━━━ Listed records
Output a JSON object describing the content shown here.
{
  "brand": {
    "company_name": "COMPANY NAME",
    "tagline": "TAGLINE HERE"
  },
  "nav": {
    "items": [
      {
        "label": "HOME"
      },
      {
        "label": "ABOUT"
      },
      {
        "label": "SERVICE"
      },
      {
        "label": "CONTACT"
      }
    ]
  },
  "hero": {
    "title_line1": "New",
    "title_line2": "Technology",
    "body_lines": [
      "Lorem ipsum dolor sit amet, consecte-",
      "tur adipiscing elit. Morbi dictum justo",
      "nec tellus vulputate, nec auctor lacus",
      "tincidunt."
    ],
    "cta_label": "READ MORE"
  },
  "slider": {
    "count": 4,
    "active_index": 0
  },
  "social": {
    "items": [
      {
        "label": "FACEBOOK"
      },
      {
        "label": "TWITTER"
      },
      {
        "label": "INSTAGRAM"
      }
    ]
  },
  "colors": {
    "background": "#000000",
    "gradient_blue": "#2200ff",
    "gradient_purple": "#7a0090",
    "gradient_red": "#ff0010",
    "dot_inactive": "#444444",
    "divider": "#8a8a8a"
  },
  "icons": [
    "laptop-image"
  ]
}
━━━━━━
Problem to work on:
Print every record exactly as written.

Exercise response:
Output a JSON object describing the content shown here.
{
  "brand": {
    "company_name": "COMPANY NAME",
    "tagline": "TAGLINE HERE"
  },
  "nav": {
    "items": [
      {
        "label": "HOME"
      },
      {
        "label": "ABOUT"
      },
      {
        "label": "SERVICE"
      },
      {
        "label": "CONTACT"
      }
    ]
  },
  "hero": {
    "title_line1": "New",
    "title_line2": "Technology",
    "body_lines": [
      "Lorem ipsum dolor sit amet, consecte-",
      "tur adipiscing elit. Morbi dictum justo",
      "nec tellus vulputate, nec auctor lacus",
      "tincidunt."
    ],
    "cta_label": "READ MORE"
  },
  "slider": {
    "count": 4,
    "active_index": 0
  },
  "social": {
    "items": [
      {
        "label": "FACEBOOK"
      },
      {
        "label": "TWITTER"
      },
      {
        "label": "INSTAGRAM"
      }
    ]
  },
  "colors": {
    "background": "#000000",
    "gradient_blue": "#2200ff",
    "gradient_purple": "#7a0090",
    "gradient_red": "#ff0010",
    "dot_inactive": "#444444",
    "divider": "#8a8a8a"
  },
  "icons": [
    "laptop-image"
  ]
}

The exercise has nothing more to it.